Problem details: Copy out each line of the data that includes the string "more".

[Excerpts from an interface dataset]
^^^^

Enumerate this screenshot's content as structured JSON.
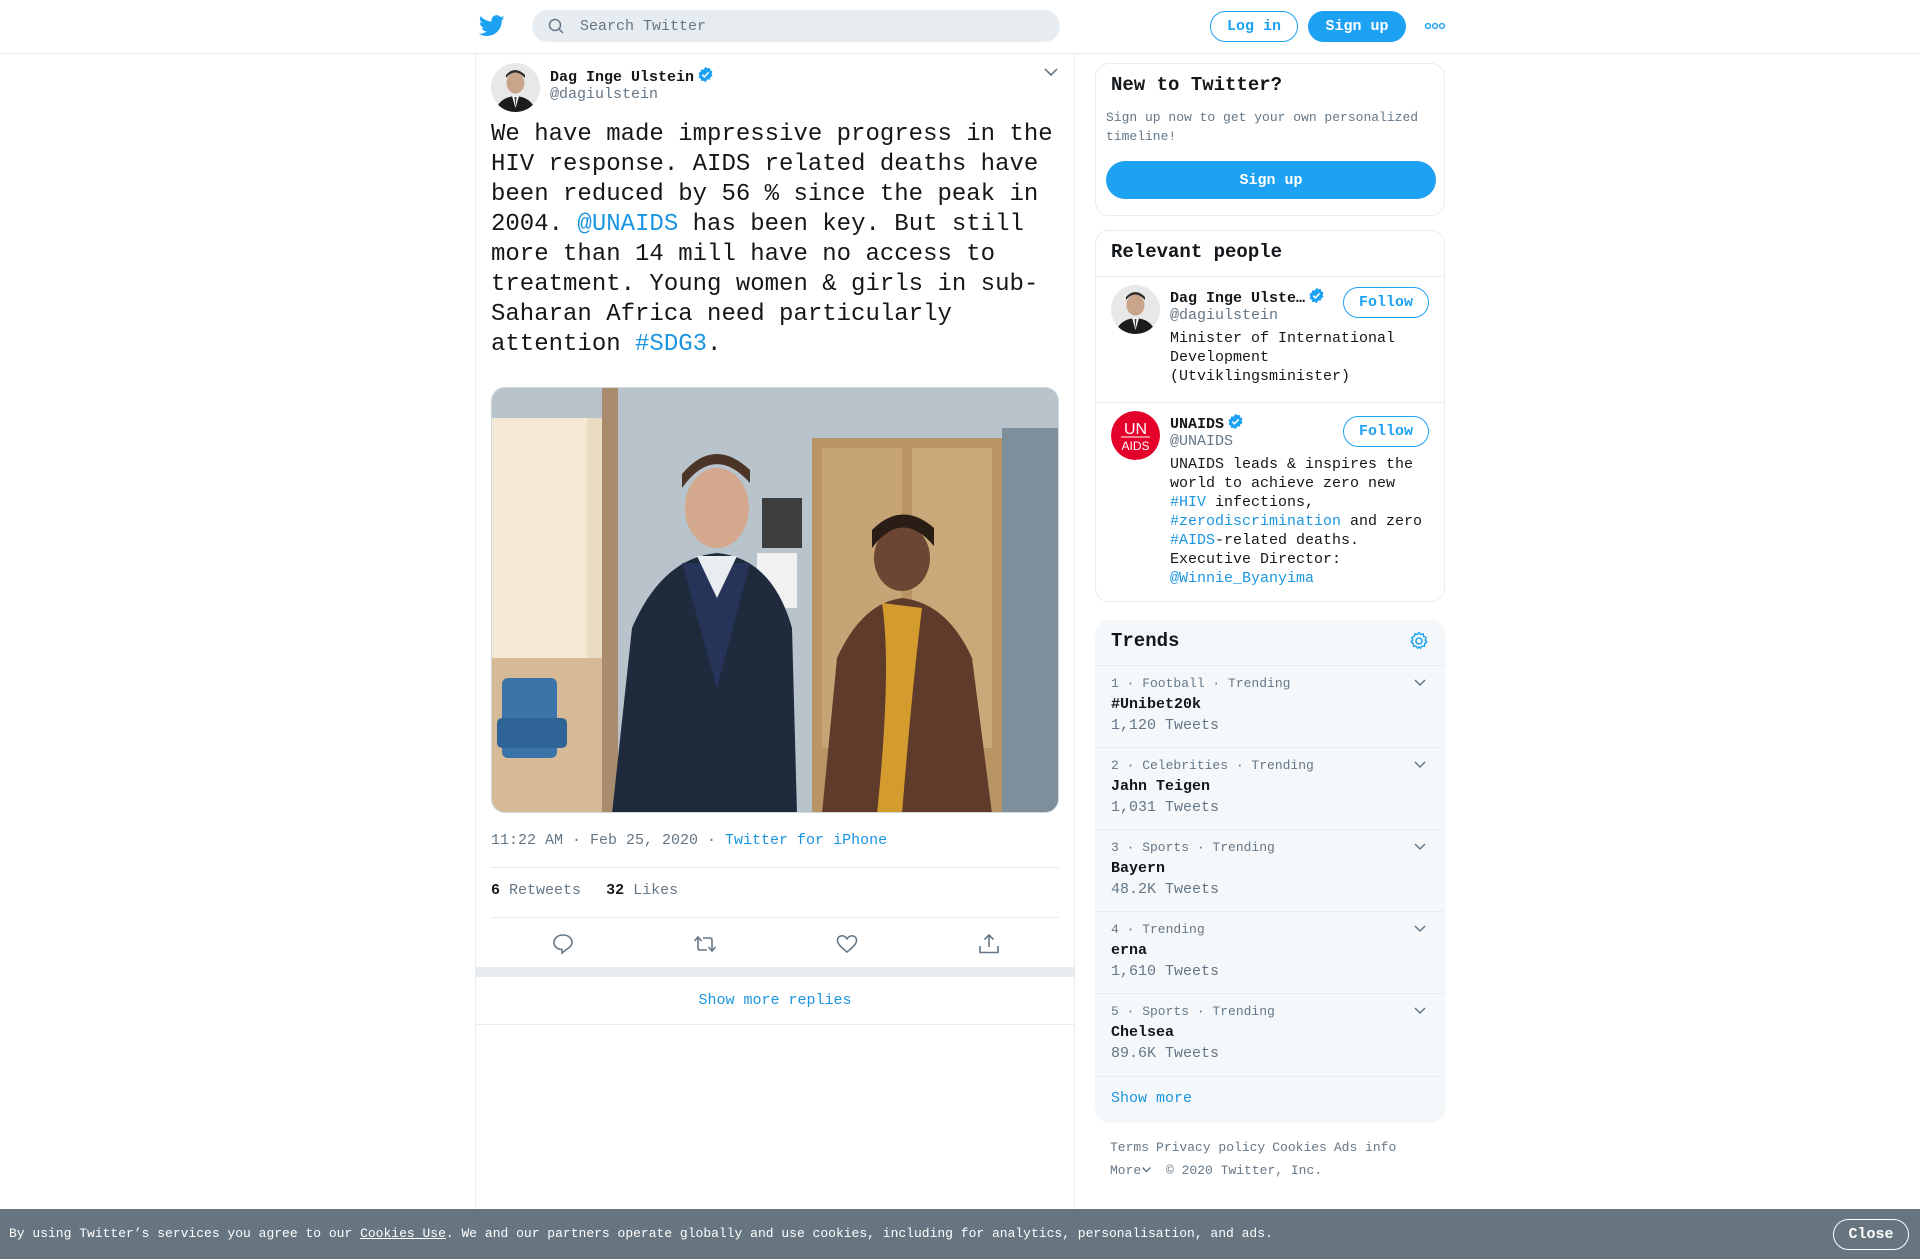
{
  "header": {
    "search_placeholder": "Search Twitter",
    "login_label": "Log in",
    "signup_label": "Sign up"
  },
  "tweet": {
    "author_name": "Dag Inge Ulstein",
    "author_handle": "@dagiulstein",
    "text_part1": "We have made impressive progress in the HIV response. AIDS related deaths have been reduced by 56 % since the peak in 2004. ",
    "mention": "@UNAIDS",
    "text_part2": " has been key. But still more than 14 mill have no access to treatment. Young women & girls in sub-Saharan Africa need particularly attention ",
    "hashtag": "#SDG3",
    "text_part3": ".",
    "timestamp": "11:22 AM · Feb 25, 2020 · ",
    "source": "Twitter for iPhone",
    "retweets_count": "6",
    "retweets_label": "Retweets",
    "likes_count": "32",
    "likes_label": "Likes",
    "show_more_replies": "Show more replies"
  },
  "new_to_twitter": {
    "title": "New to Twitter?",
    "subtitle": "Sign up now to get your own personalized timeline!",
    "signup_label": "Sign up"
  },
  "relevant_people": {
    "title": "Relevant people",
    "people": [
      {
        "name": "Dag Inge Ulste…",
        "handle": "@dagiulstein",
        "bio": "Minister of International Development (Utviklingsminister)",
        "follow_label": "Follow"
      },
      {
        "name": "UNAIDS",
        "handle": "@UNAIDS",
        "bio_p1": "UNAIDS leads & inspires the world to achieve zero new ",
        "bio_tag1": "#HIV",
        "bio_p2": " infections, ",
        "bio_tag2": "#zerodiscrimination",
        "bio_p3": " and zero ",
        "bio_tag3": "#AIDS",
        "bio_p4": "-related deaths. Executive Director: ",
        "bio_mention": "@Winnie_Byanyima",
        "follow_label": "Follow",
        "logo_text_top": "UN",
        "logo_text_bottom": "AIDS"
      }
    ]
  },
  "trends": {
    "title": "Trends",
    "items": [
      {
        "meta": "1 · Football · Trending",
        "name": "#Unibet20k",
        "count": "1,120 Tweets"
      },
      {
        "meta": "2 · Celebrities · Trending",
        "name": "Jahn Teigen",
        "count": "1,031 Tweets"
      },
      {
        "meta": "3 · Sports · Trending",
        "name": "Bayern",
        "count": "48.2K Tweets"
      },
      {
        "meta": "4 · Trending",
        "name": "erna",
        "count": "1,610 Tweets"
      },
      {
        "meta": "5 · Sports · Trending",
        "name": "Chelsea",
        "count": "89.6K Tweets"
      }
    ],
    "show_more": "Show more"
  },
  "footer": {
    "terms": "Terms",
    "privacy": "Privacy policy",
    "cookies": "Cookies",
    "ads_info": "Ads info",
    "more": "More",
    "copyright": "© 2020 Twitter, Inc."
  },
  "cookie_bar": {
    "text_before": "By using Twitter’s services you agree to our ",
    "link": "Cookies Use",
    "text_after": ". We and our partners operate globally and use cookies, including for analytics, personalisation, and ads.",
    "close_label": "Close"
  },
  "colors": {
    "accent": "#1da1f2",
    "link": "#1b95e0",
    "unaids_red": "#e4002b",
    "cookie_bg": "#66757f"
  }
}
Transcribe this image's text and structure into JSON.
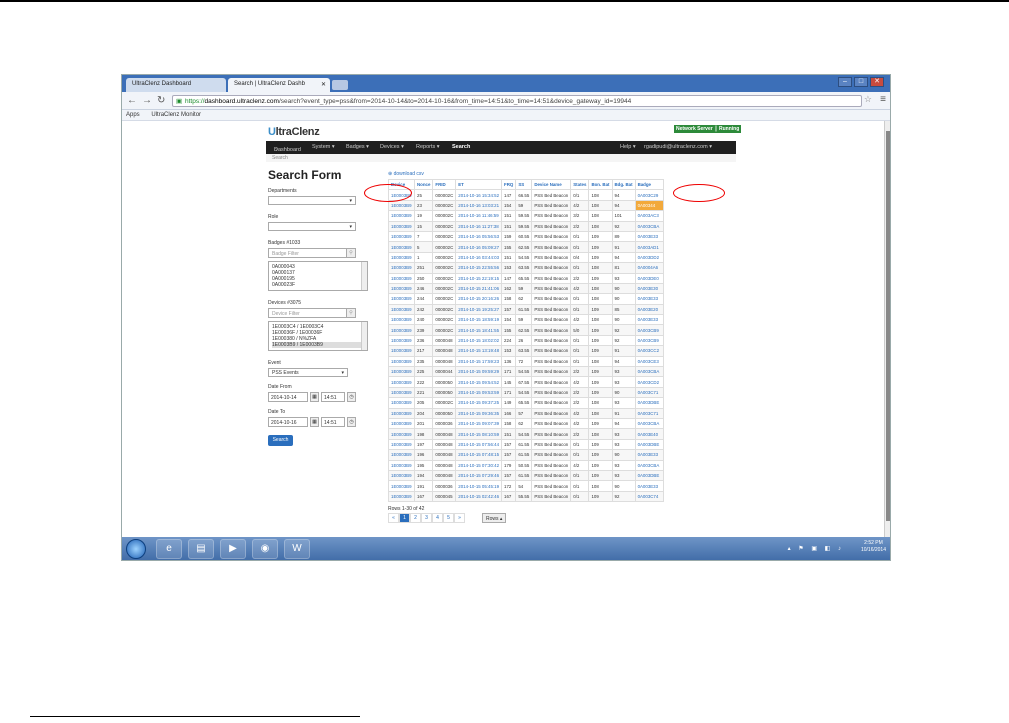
{
  "browser": {
    "tabs": [
      {
        "label": "UltraClenz Dashboard"
      },
      {
        "label": "Search | UltraClenz Dashb"
      }
    ],
    "url_https": "https://",
    "url_host": "dashboard.ultraclenz.com",
    "url_path": "/search?event_type=pss&from=2014-10-14&to=2014-10-16&from_time=14:51&to_time=14:51&device_gateway_id=19944",
    "bookmarks": [
      "Apps",
      "UltraClenz Monitor"
    ]
  },
  "app": {
    "logo_prefix": "U",
    "logo_rest": "ltraClenz",
    "network_status": "Network Server ║ Running",
    "nav": {
      "dashboard": "Dashboard",
      "system": "System ▾",
      "badges": "Badges ▾",
      "devices": "Devices ▾",
      "reports": "Reports ▾",
      "search": "Search",
      "help": "Help ▾",
      "user": "rgadipudi@ultraclenz.com ▾"
    },
    "breadcrumb": "Search"
  },
  "form": {
    "title": "Search Form",
    "departments_label": "Departments",
    "role_label": "Role",
    "badges_label": "Badges #1033",
    "badge_filter_placeholder": "Badge Filter",
    "badge_items": [
      "0A000043",
      "0A000137",
      "0A000195",
      "0A00023F"
    ],
    "devices_label": "Devices #3075",
    "device_filter_placeholder": "Device Filter",
    "device_items": [
      "1E0003C4 / 1E0003C4",
      "1E00036F / 1E00036F",
      "1E000380 / N%ZFA",
      "1E0003B9 / 1E0003B9"
    ],
    "event_label": "Event",
    "event_value": "PSS Events",
    "date_from_label": "Date From",
    "date_from": "2014-10-14",
    "time_from": "14:51",
    "date_to_label": "Date To",
    "date_to": "2014-10-16",
    "time_to": "14:51",
    "search_button": "Search"
  },
  "results": {
    "download_csv": "download csv",
    "headers": [
      "Device",
      "Nonce",
      "FRID",
      "ET",
      "FRQ",
      "SS",
      "Device Name",
      "States",
      "Bon. Bat",
      "Bdg. Bat",
      "Badge"
    ],
    "rows": [
      [
        "1E0003B9",
        "25",
        "000002C",
        "2014-10-16 15:34:52",
        "147",
        "66.55",
        "PSS Bed Beacon",
        "0/1",
        "108",
        "94",
        "0A003C29"
      ],
      [
        "1E0003B9",
        "23",
        "000002C",
        "2014-10-16 13:03:21",
        "154",
        "59",
        "PSS Bed Beacon",
        "4/2",
        "108",
        "94",
        "0A00344"
      ],
      [
        "1E0003B9",
        "19",
        "000002C",
        "2014-10-16 11:46:59",
        "151",
        "59.55",
        "PSS Bed Beacon",
        "3/2",
        "108",
        "101",
        "0A003AC3"
      ],
      [
        "1E0003B9",
        "15",
        "000002C",
        "2014-10-16 11:27:38",
        "151",
        "59.55",
        "PSS Bed Beacon",
        "2/2",
        "108",
        "92",
        "0A003CBA"
      ],
      [
        "1E0003B9",
        "7",
        "000002C",
        "2014-10-16 05:56:53",
        "159",
        "60.55",
        "PSS Bed Beacon",
        "0/1",
        "109",
        "89",
        "0A003E33"
      ],
      [
        "1E0003B9",
        "5",
        "000002C",
        "2014-10-16 05:09:27",
        "155",
        "62.55",
        "PSS Bed Beacon",
        "0/1",
        "109",
        "91",
        "0A003AD1"
      ],
      [
        "1E0003B9",
        "1",
        "000002C",
        "2014-10-16 03:44:03",
        "151",
        "54.55",
        "PSS Bed Beacon",
        "0/4",
        "109",
        "94",
        "0A003DD2"
      ],
      [
        "1E0003B9",
        "251",
        "000002C",
        "2014-10-15 22:55:56",
        "153",
        "63.55",
        "PSS Bed Beacon",
        "0/1",
        "108",
        "81",
        "0A0004A6"
      ],
      [
        "1E0003B9",
        "250",
        "000002C",
        "2014-10-15 22:19:15",
        "147",
        "65.55",
        "PSS Bed Beacon",
        "2/2",
        "109",
        "93",
        "0A003DE0"
      ],
      [
        "1E0003B9",
        "246",
        "000002C",
        "2014-10-15 21:41:06",
        "162",
        "59",
        "PSS Bed Beacon",
        "4/2",
        "108",
        "90",
        "0A003E30"
      ],
      [
        "1E0003B9",
        "244",
        "000002C",
        "2014-10-15 20:16:26",
        "158",
        "62",
        "PSS Bed Beacon",
        "0/1",
        "108",
        "90",
        "0A003E33"
      ],
      [
        "1E0003B9",
        "242",
        "000002C",
        "2014-10-15 19:25:27",
        "157",
        "61.55",
        "PSS Bed Beacon",
        "0/1",
        "109",
        "85",
        "0A003E20"
      ],
      [
        "1E0003B9",
        "240",
        "000002C",
        "2014-10-15 18:59:19",
        "154",
        "59",
        "PSS Bed Beacon",
        "4/2",
        "108",
        "90",
        "0A003E33"
      ],
      [
        "1E0003B9",
        "239",
        "000002C",
        "2014-10-15 18:41:55",
        "155",
        "62.55",
        "PSS Bed Beacon",
        "5/0",
        "109",
        "92",
        "0A003CB9"
      ],
      [
        "1E0003B9",
        "236",
        "0000048",
        "2014-10-15 18:02:02",
        "224",
        "26",
        "PSS Bed Beacon",
        "0/1",
        "109",
        "92",
        "0A003CB9"
      ],
      [
        "1E0003B9",
        "217",
        "0000048",
        "2014-10-15 13:19:48",
        "153",
        "63.55",
        "PSS Bed Beacon",
        "0/1",
        "109",
        "91",
        "0A003CC2"
      ],
      [
        "1E0003B9",
        "235",
        "0000048",
        "2014-10-15 17:59:23",
        "136",
        "72",
        "PSS Bed Beacon",
        "0/1",
        "108",
        "94",
        "0A003CE3"
      ],
      [
        "1E0003B9",
        "225",
        "0000044",
        "2014-10-15 09:59:29",
        "171",
        "54.55",
        "PSS Bed Beacon",
        "2/2",
        "109",
        "93",
        "0A003CBA"
      ],
      [
        "1E0003B9",
        "222",
        "0000050",
        "2014-10-15 09:54:52",
        "145",
        "67.55",
        "PSS Bed Beacon",
        "4/2",
        "109",
        "93",
        "0A003CD2"
      ],
      [
        "1E0003B9",
        "221",
        "0000050",
        "2014-10-15 09:53:59",
        "171",
        "54.55",
        "PSS Bed Beacon",
        "2/2",
        "109",
        "90",
        "0A003C71"
      ],
      [
        "1E0003B9",
        "205",
        "000002C",
        "2014-10-15 09:37:25",
        "149",
        "65.55",
        "PSS Bed Beacon",
        "2/2",
        "108",
        "93",
        "0A003DBE"
      ],
      [
        "1E0003B9",
        "204",
        "0000050",
        "2014-10-15 09:36:35",
        "166",
        "57",
        "PSS Bed Beacon",
        "4/2",
        "108",
        "91",
        "0A003C71"
      ],
      [
        "1E0003B9",
        "201",
        "0000036",
        "2014-10-15 09:07:39",
        "158",
        "62",
        "PSS Bed Beacon",
        "4/2",
        "109",
        "94",
        "0A003CBA"
      ],
      [
        "1E0003B9",
        "198",
        "0000048",
        "2014-10-15 08:10:59",
        "151",
        "54.55",
        "PSS Bed Beacon",
        "2/2",
        "108",
        "93",
        "0A003E40"
      ],
      [
        "1E0003B9",
        "197",
        "0000048",
        "2014-10-15 07:56:44",
        "157",
        "61.55",
        "PSS Bed Beacon",
        "0/1",
        "109",
        "93",
        "0A003DBE"
      ],
      [
        "1E0003B9",
        "196",
        "0000048",
        "2014-10-15 07:48:15",
        "157",
        "61.55",
        "PSS Bed Beacon",
        "0/1",
        "109",
        "90",
        "0A003E33"
      ],
      [
        "1E0003B9",
        "195",
        "0000048",
        "2014-10-15 07:30:42",
        "179",
        "50.55",
        "PSS Bed Beacon",
        "4/2",
        "109",
        "93",
        "0A003CBA"
      ],
      [
        "1E0003B9",
        "194",
        "0000048",
        "2014-10-15 07:29:46",
        "157",
        "61.55",
        "PSS Bed Beacon",
        "0/1",
        "109",
        "93",
        "0A003DBE"
      ],
      [
        "1E0003B9",
        "191",
        "0000036",
        "2014-10-15 05:45:19",
        "172",
        "54",
        "PSS Bed Beacon",
        "0/1",
        "108",
        "90",
        "0A003E33"
      ],
      [
        "1E0003B9",
        "167",
        "0000045",
        "2014-10-15 02:42:46",
        "167",
        "55.55",
        "PSS Bed Beacon",
        "0/1",
        "109",
        "92",
        "0A003C74"
      ]
    ],
    "rows_info": "Rows 1-30 of 42",
    "pager": [
      "«",
      "1",
      "2",
      "3",
      "4",
      "5",
      "»"
    ],
    "rows_button": "Rows ▴"
  },
  "taskbar": {
    "time": "2:52 PM",
    "date": "10/16/2014"
  },
  "colors": {
    "accent": "#2a6ebd",
    "tabbar": "#3c6fb8",
    "annotation": "#e00000",
    "badge_highlight": "#f2a93b"
  },
  "icons": [
    "home-icon",
    "search-icon",
    "calendar-icon",
    "clock-icon",
    "chrome-icon",
    "ie-icon",
    "word-icon"
  ]
}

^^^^

Completed exercise:
    "text_part2": " has been key. But still more than 14 mill have no access to treatment. Young women & girls in sub-Saharan Africa need particularly attention ",
    "show_more_replies": "Show more replies"
    "show_more": "Show more"
    "more": "More",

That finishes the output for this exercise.